So you know when I said I would update next week and didn’t for the next two weeks. Yeah. Well, family came up for the fourth of July and I had to work a few extra days at Rocks State Park due to the holiday. The end result of these events was a slacking off on my mapping projects.

However, after all those shenanigans were over with I spent my time on generating the polyline KML data for the state park trails and polygon KML data for the state park area. Did you know how incredibly large these datasets are when converted to KML? Lets just say they are well above the limits of Google Maps. It was a total bummer to realize this. However, as I always say, there is always a solution.

Solution A: Generalize the KML data to decrease the size.

Why solution A does not work for me: A lot of people actually recommend doing this. I imagine this would work if I did not want my data to be as accurate as possible. However, if people are going to be using these maps to see where they trails are in comparison with the landscape, too much generalization is not going to fly.

Solution B: Create a spatial query on the MySQL backend to the extent of the map window

Why I chose solution B: First and foremost, it allows me to drastically decrease the file size of the KML shipped from my server. Second of all, it does not decrease the accuracy of the data. This method does limit the spatial extent at which a layer can be shown. But you can not really see the trails or park polygons from that far out anyway.

Here is my query:

This seams to be working out pretty well. The back-end is completed. Hooray! My problem is that IE does not recognize the KML file I generate for some reason. Firefox on Windows and OS X, Safari and Opera all run the page great. I am starting to get incredibly frustrated. I can totally relate to this pie chart.

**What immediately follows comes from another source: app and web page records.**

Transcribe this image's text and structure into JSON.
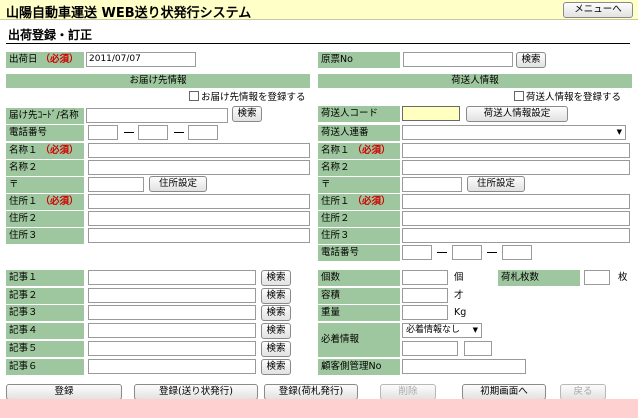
{
  "app": {
    "title": "山陽自動車運送 WEB送り状発行システム",
    "menu_button": "メニューへ"
  },
  "page": {
    "title": "出荷登録・訂正"
  },
  "required_mark": "（必須）",
  "top": {
    "ship_date_label": "出荷日",
    "ship_date_value": "2011/07/07",
    "slip_no_label": "原票No",
    "search_button": "検索"
  },
  "delivery": {
    "header": "お届け先情報",
    "register_checkbox": "お届け先情報を登録する",
    "code_label": "届け先ｺｰﾄﾞ/名称",
    "search_button": "検索",
    "phone_label": "電話番号",
    "name1_label": "名称１",
    "name2_label": "名称２",
    "postal_label": "〒",
    "address_set_button": "住所設定",
    "addr1_label": "住所１",
    "addr2_label": "住所２",
    "addr3_label": "住所３"
  },
  "shipper": {
    "header": "荷送人情報",
    "register_checkbox": "荷送人情報を登録する",
    "code_label": "荷送人コード",
    "settings_button": "荷送人情報設定",
    "contact_label": "荷送人連番",
    "name1_label": "名称１",
    "name2_label": "名称２",
    "postal_label": "〒",
    "address_set_button": "住所設定",
    "addr1_label": "住所１",
    "addr2_label": "住所２",
    "addr3_label": "住所３",
    "phone_label": "電話番号"
  },
  "notes": {
    "labels": [
      "記事１",
      "記事２",
      "記事３",
      "記事４",
      "記事５",
      "記事６"
    ],
    "search_button": "検索"
  },
  "cargo": {
    "count_label": "個数",
    "count_unit": "個",
    "tag_count_label": "荷札枚数",
    "tag_count_unit": "枚",
    "volume_label": "容積",
    "volume_unit": "才",
    "weight_label": "重量",
    "weight_unit": "Kg",
    "arrival_label": "必着情報",
    "arrival_value": "必着情報なし",
    "customer_mgmt_label": "顧客側管理No"
  },
  "actions": {
    "register": "登録",
    "register_slip": "登録(送り状発行)",
    "register_tag": "登録(荷札発行)",
    "delete": "削除",
    "home": "初期画面へ",
    "back": "戻る"
  }
}
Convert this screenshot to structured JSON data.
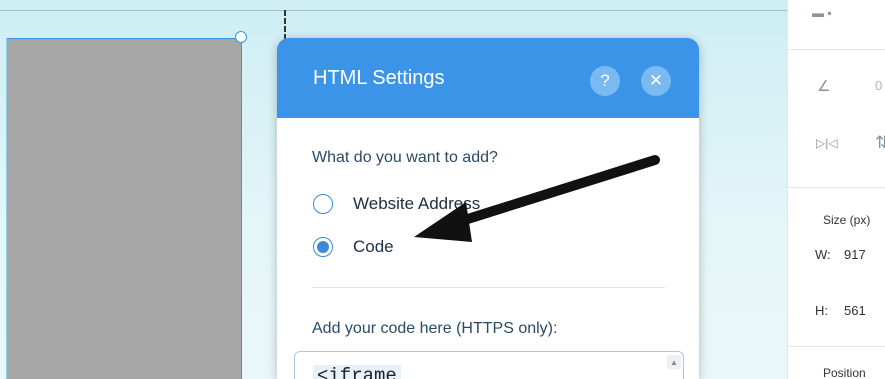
{
  "dialog": {
    "title": "HTML Settings",
    "help_icon": "?",
    "close_icon": "✕",
    "question": "What do you want to add?",
    "options": [
      {
        "label": "Website Address",
        "selected": false
      },
      {
        "label": "Code",
        "selected": true
      }
    ],
    "code_prompt": "Add your code here (HTTPS only):",
    "code_value": "<iframe"
  },
  "right_panel": {
    "angle_value": "0",
    "size_label": "Size (px)",
    "width_label": "W:",
    "width_value": "917",
    "height_label": "H:",
    "height_value": "561",
    "position_label": "Position"
  },
  "colors": {
    "header": "#3b94e8",
    "accent": "#3b8ad9",
    "canvas": "#cdeef4",
    "element": "#a7a7a7"
  },
  "icons": [
    "help-icon",
    "close-icon",
    "angle-icon",
    "flip-horizontal-icon",
    "flip-vertical-icon",
    "arrow-annotation-icon",
    "scroll-up-icon"
  ]
}
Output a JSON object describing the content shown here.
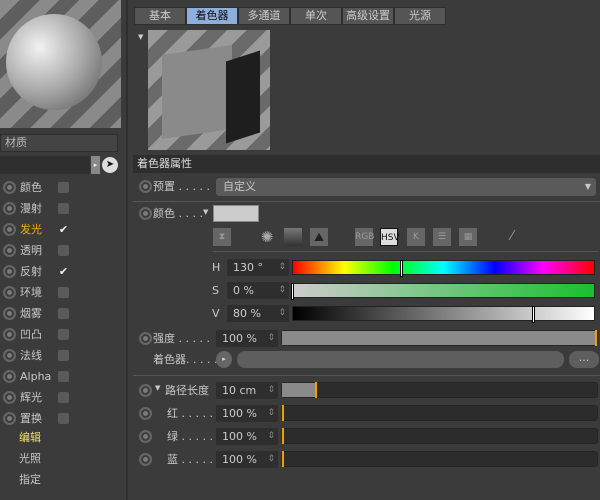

Alright, well I have the rest of the day scheduled for cover letters and then I am going to Artscape the arts festival of Baltimore. Since this is a mapping blog that someone relates to Baltimore, here is a map of the festival.

Later Days, Christopher A. Fricke